Leave to amend pleadings is to be freely given absent prejudice or surprise directly resulting from the delay (CPLR 3025[b]; see, Fahey v. County of Ontario, 44 N.Y.2d 934, 935, 408 N.Y.S.2d 314, 380 N.E.2d 146; Seda v. New York City Housing Authority, 181 A.D.2d 469, 470, 581 N.Y.S.2d 20, lv. denied 80 N.Y.2d 759, 589 N.Y.S.2d 309, 602 N.E.2d 1125; Armstrong v. Peat, Marwick, Mitchell & Co., 150 A.D.2d 189, 190, 540 N.Y.S.2d 799). Further, this court has held that the late assertion of a Statute of Limitations defense, by itself, is no barrier to amendment; “[l]ateness must be coupled with significant prejudice to plaintiff” (Seda v. New York City Housing Authority, supra at 470, 581 N.Y.S.2d 20).
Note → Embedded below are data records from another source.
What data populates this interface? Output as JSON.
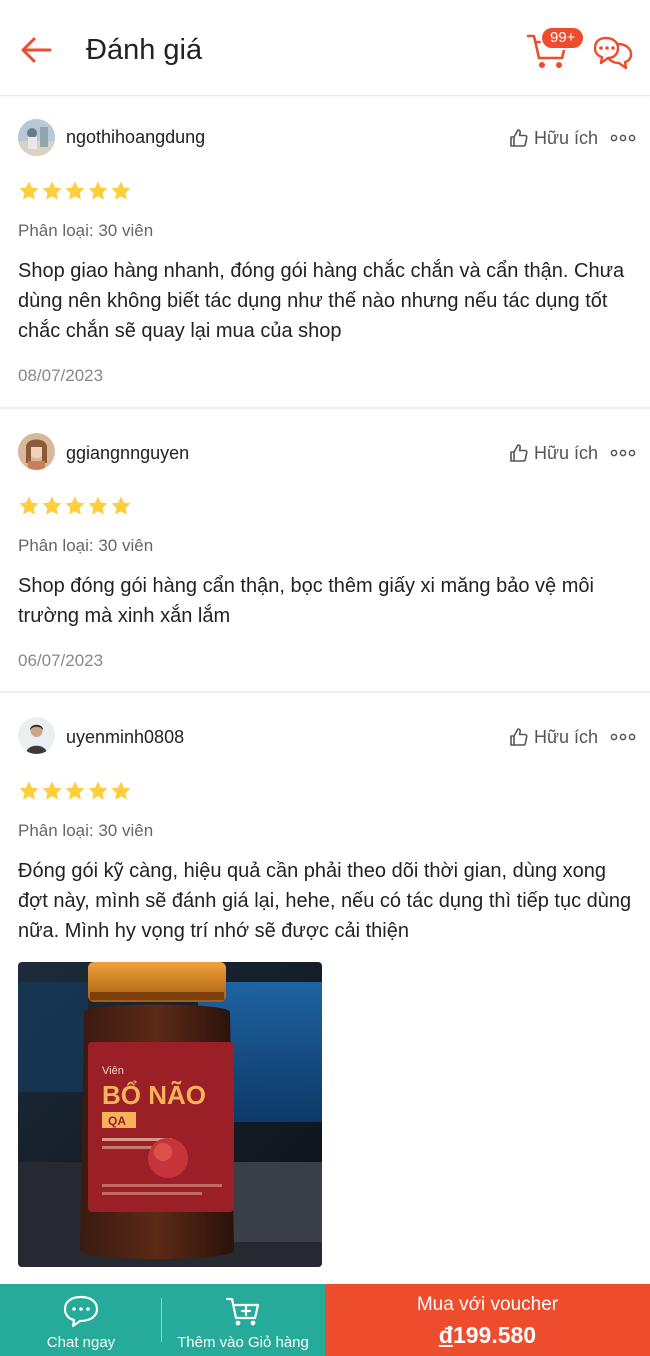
{
  "header": {
    "title": "Đánh giá",
    "cart_badge": "99+"
  },
  "reviews": [
    {
      "username": "ngothihoangdung",
      "helpful_label": "Hữu ích",
      "rating": 5,
      "variant": "Phân loại: 30 viên",
      "comment": "Shop giao hàng nhanh, đóng gói hàng chắc chắn và cẩn thận. Chưa dùng nên không biết tác dụng như thế nào nhưng nếu tác dụng tốt chắc chắn sẽ quay lại mua của shop",
      "date": "08/07/2023"
    },
    {
      "username": "ggiangnnguyen",
      "helpful_label": "Hữu ích",
      "rating": 5,
      "variant": "Phân loại: 30 viên",
      "comment": "Shop đóng gói hàng cẩn thận, bọc thêm giấy xi măng bảo vệ môi trường mà xinh xắn lắm",
      "date": "06/07/2023"
    },
    {
      "username": "uyenminh0808",
      "helpful_label": "Hữu ích",
      "rating": 5,
      "variant": "Phân loại: 30 viên",
      "comment": "Đóng gói kỹ càng, hiệu quả cần phải theo dõi thời gian, dùng xong đợt này, mình sẽ đánh giá lại, hehe, nếu có tác dụng thì tiếp tục dùng nữa. Mình hy vọng trí nhớ sẽ được cải thiện",
      "photo": {
        "label_top": "Viên",
        "label_main": "BỔ NÃO",
        "label_sub": "QA"
      }
    }
  ],
  "bottom_bar": {
    "chat_label": "Chat ngay",
    "add_cart_label": "Thêm vào Giỏ hàng",
    "buy_label": "Mua với voucher",
    "currency": "đ",
    "price": "199.580"
  },
  "colors": {
    "brand": "#ee4d2d",
    "star": "#ffce3d",
    "teal": "#26aa99"
  }
}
Contrary to the finding of the IAS court however, we believe plaintiff suffered significant prejudice from the hospital's failure to assert the Statute of Limitations defense over a 10-year period. Relying on the hospital's apparent waiver of this defense, plaintiffs participated in lengthy discovery proceedings that included 10 depositions and produced substantial evidence relevant to the wrongful death claim, such as an accounting report assessing the economic loss resulting from the decedent's death, the decedent's tax returns, funeral bills, high school records and insurance records (see, Cameron v. 1199 Housing Corp., 208 A.D.2d 454, 454-455, 617 N.Y.S.2d 314). Although plaintiffs would have expended similar efforts to prosecute their wrongful death claims against the codefendant doctors, it cannot be disputed that plaintiffs' task of establishing the hospital's liability significantly broadened the scope of those efforts. Further, since the doctors' assertion of the Statute of Limitations in their answer may have resulted in the dismissal of the wrongful death claim against them, plaintiffs' only hope for recovery on that claim would have been against the hospital based on the theory of respondeat superior. Plaintiff would be severely prejudiced if, after 10 years, this avenue of recovery was suddenly obliterated.
Moreover, we have previously held that where the amendment is sought after a long delay, and a statement of readiness has been filed, judicial discretion in allowing the amendment should be “discreet, circumspect, prudent and cautious” (Symphonic Electronic Corp. v. Audio Devices, 24 A.D.2d 746, 263 N.Y.S.2d 676, quoting Price v. Brody, 7 A.D.2d 204, 206, 181 N.Y.S.2d 661). In permitting the hospital to amend its answer after 10 years, without offering any excuse for the delay, we believe the court improvidently exercise its discretion.